Task statement:
All lines in the data bearing the string "icon" should be identified and copied.

┌──

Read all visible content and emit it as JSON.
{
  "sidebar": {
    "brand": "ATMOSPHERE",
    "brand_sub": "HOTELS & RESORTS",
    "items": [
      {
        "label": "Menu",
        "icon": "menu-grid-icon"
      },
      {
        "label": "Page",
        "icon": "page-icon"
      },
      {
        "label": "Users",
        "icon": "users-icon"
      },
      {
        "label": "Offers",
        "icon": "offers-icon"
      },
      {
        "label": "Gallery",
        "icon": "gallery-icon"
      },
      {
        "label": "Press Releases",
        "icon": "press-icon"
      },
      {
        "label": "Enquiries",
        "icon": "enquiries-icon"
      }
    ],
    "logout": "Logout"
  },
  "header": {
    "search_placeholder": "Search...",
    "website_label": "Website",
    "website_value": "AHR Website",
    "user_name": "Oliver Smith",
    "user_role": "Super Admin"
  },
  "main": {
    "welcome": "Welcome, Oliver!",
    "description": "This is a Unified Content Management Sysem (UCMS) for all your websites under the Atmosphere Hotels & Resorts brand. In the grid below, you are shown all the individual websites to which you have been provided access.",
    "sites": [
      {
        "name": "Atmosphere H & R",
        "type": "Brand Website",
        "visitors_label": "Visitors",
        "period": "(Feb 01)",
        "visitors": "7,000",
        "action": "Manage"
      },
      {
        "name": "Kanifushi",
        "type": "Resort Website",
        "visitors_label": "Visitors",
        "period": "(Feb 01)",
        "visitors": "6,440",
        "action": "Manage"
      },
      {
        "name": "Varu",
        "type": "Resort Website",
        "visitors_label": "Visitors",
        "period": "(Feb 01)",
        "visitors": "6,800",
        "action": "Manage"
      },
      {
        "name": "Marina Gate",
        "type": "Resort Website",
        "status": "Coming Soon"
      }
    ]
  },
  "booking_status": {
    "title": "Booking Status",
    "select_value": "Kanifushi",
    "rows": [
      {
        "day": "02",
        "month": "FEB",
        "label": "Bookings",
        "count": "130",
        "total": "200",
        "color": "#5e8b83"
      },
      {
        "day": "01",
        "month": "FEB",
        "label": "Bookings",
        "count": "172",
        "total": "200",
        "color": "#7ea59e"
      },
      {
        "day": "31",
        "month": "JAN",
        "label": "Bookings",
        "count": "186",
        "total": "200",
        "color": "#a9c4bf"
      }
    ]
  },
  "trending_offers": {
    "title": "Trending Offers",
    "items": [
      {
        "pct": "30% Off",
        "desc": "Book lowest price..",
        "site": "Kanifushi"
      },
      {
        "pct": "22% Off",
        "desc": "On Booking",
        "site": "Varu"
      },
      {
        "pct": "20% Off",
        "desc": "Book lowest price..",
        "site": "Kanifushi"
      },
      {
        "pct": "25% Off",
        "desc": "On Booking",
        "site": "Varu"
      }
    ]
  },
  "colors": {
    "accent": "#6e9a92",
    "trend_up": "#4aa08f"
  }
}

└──

Answer for this exercise:
        "icon": "menu-grid-icon"
        "icon": "page-icon"
        "icon": "users-icon"
        "icon": "offers-icon"
        "icon": "gallery-icon"
        "icon": "press-icon"
        "icon": "enquiries-icon"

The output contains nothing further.